- _Work task_:
Return every line below in which "Cores" appears.

┌──

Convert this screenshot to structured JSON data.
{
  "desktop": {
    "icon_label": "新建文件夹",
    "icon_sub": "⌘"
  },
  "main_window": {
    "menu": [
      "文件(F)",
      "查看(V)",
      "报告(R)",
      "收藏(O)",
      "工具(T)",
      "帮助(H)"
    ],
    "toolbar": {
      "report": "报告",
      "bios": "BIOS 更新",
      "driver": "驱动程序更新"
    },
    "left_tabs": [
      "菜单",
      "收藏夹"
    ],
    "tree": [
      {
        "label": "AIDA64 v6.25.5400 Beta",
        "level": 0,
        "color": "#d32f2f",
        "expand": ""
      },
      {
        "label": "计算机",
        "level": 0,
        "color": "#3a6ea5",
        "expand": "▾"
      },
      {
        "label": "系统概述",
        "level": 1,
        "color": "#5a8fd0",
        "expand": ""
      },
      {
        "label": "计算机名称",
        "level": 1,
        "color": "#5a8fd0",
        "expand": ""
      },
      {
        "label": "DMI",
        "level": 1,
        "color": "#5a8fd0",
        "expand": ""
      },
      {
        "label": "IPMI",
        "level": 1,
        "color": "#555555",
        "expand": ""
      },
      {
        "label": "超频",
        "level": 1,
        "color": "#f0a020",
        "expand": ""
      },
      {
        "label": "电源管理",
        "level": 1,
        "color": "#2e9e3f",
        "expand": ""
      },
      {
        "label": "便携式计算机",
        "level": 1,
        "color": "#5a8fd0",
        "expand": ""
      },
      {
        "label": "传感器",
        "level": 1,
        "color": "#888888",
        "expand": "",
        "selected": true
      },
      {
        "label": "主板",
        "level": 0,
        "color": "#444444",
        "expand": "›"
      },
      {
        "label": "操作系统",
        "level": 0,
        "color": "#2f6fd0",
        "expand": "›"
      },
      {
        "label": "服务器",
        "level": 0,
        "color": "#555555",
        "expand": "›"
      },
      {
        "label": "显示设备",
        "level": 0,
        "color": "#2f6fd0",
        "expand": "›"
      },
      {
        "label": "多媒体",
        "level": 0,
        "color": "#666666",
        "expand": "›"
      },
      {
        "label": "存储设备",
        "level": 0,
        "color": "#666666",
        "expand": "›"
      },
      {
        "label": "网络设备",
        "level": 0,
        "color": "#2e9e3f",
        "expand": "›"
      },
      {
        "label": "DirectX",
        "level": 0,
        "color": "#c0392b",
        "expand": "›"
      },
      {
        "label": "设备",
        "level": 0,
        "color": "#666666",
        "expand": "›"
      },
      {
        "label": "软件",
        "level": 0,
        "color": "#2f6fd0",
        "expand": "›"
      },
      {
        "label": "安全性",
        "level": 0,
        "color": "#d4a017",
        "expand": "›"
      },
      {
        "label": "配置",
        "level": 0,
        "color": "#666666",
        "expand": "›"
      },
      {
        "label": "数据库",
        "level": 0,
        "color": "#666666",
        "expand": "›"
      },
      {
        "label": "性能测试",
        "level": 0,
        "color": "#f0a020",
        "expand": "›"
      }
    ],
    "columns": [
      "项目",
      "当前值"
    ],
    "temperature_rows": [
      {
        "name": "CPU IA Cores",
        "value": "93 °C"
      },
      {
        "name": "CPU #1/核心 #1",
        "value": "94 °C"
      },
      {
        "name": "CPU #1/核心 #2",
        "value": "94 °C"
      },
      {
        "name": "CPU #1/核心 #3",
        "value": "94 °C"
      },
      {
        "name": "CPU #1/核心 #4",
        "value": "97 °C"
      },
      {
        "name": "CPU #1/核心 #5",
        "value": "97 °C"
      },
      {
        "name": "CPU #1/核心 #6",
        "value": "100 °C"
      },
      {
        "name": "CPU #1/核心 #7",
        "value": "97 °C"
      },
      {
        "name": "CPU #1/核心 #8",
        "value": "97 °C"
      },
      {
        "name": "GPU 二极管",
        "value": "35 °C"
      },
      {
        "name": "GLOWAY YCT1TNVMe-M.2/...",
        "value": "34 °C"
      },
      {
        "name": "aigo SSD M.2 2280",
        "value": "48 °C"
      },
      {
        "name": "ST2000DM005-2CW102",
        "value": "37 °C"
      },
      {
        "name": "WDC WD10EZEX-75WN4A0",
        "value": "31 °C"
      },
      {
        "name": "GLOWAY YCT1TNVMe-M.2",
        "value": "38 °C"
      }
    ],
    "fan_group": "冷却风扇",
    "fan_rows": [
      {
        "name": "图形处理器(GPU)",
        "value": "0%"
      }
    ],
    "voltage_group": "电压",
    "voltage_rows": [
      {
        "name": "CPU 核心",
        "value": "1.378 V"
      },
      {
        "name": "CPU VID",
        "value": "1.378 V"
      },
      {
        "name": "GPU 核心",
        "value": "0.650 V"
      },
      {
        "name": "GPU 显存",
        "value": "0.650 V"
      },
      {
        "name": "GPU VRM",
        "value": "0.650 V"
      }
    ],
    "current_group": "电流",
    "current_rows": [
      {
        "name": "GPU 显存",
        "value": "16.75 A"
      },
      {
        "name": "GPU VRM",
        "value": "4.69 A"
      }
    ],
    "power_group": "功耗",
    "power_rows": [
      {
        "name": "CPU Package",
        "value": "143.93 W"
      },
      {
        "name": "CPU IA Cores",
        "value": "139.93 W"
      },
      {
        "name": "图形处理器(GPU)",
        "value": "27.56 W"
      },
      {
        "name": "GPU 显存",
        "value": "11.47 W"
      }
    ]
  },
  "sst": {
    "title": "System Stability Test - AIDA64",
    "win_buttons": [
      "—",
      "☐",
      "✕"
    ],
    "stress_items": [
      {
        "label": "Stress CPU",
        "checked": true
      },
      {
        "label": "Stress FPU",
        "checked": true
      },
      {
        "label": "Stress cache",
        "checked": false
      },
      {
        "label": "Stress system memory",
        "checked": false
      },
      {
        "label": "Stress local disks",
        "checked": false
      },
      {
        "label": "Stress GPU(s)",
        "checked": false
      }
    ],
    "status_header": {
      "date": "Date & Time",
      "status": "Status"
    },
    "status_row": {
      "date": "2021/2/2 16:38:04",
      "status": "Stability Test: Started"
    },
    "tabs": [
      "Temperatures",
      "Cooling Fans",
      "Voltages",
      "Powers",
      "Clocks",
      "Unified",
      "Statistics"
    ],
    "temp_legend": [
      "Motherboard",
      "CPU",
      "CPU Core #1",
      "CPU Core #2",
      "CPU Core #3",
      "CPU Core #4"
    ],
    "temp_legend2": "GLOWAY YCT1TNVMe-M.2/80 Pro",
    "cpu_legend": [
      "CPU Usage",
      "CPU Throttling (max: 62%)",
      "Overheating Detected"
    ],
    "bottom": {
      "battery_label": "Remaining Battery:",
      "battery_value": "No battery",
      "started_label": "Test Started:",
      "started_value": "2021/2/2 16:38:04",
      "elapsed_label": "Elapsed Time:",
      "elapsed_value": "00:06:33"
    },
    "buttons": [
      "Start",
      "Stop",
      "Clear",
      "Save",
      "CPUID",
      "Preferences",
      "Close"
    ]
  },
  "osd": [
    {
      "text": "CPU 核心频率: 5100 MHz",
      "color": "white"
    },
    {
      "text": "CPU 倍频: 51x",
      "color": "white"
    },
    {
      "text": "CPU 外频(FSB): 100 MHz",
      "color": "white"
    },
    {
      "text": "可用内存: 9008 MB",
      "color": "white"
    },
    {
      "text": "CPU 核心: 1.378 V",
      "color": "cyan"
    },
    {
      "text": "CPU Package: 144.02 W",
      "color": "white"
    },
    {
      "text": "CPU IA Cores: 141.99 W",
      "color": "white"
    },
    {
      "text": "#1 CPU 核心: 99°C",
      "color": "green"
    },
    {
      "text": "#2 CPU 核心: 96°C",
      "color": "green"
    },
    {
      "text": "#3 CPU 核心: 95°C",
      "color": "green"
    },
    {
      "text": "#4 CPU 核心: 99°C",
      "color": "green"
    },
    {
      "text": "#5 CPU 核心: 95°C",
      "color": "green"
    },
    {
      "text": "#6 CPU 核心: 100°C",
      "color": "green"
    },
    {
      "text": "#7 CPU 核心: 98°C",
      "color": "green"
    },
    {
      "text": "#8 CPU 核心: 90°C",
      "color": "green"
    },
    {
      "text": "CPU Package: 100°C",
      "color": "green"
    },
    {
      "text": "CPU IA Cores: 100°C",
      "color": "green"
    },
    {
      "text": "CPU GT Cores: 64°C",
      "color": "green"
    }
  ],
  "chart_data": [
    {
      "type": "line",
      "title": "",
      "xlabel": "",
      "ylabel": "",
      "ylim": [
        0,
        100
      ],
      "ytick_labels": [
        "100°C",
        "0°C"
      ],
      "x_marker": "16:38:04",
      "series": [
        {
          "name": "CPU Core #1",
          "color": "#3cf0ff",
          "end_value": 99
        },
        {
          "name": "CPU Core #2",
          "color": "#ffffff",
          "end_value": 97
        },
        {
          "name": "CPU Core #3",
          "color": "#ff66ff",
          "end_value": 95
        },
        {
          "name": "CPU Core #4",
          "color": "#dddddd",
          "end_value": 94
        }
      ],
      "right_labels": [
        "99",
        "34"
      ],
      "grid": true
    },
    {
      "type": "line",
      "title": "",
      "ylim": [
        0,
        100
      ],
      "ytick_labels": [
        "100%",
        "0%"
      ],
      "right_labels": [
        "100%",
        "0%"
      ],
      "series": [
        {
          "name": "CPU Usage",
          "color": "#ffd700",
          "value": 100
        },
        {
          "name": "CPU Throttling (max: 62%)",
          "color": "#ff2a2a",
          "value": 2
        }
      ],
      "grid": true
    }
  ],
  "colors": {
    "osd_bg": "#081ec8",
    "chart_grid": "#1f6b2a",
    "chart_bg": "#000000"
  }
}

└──

- _Exercise response_:
        "name": "CPU IA Cores",
        "name": "CPU IA Cores",
      "text": "CPU IA Cores: 141.99 W",
      "text": "CPU IA Cores: 100°C",
      "text": "CPU GT Cores: 64°C",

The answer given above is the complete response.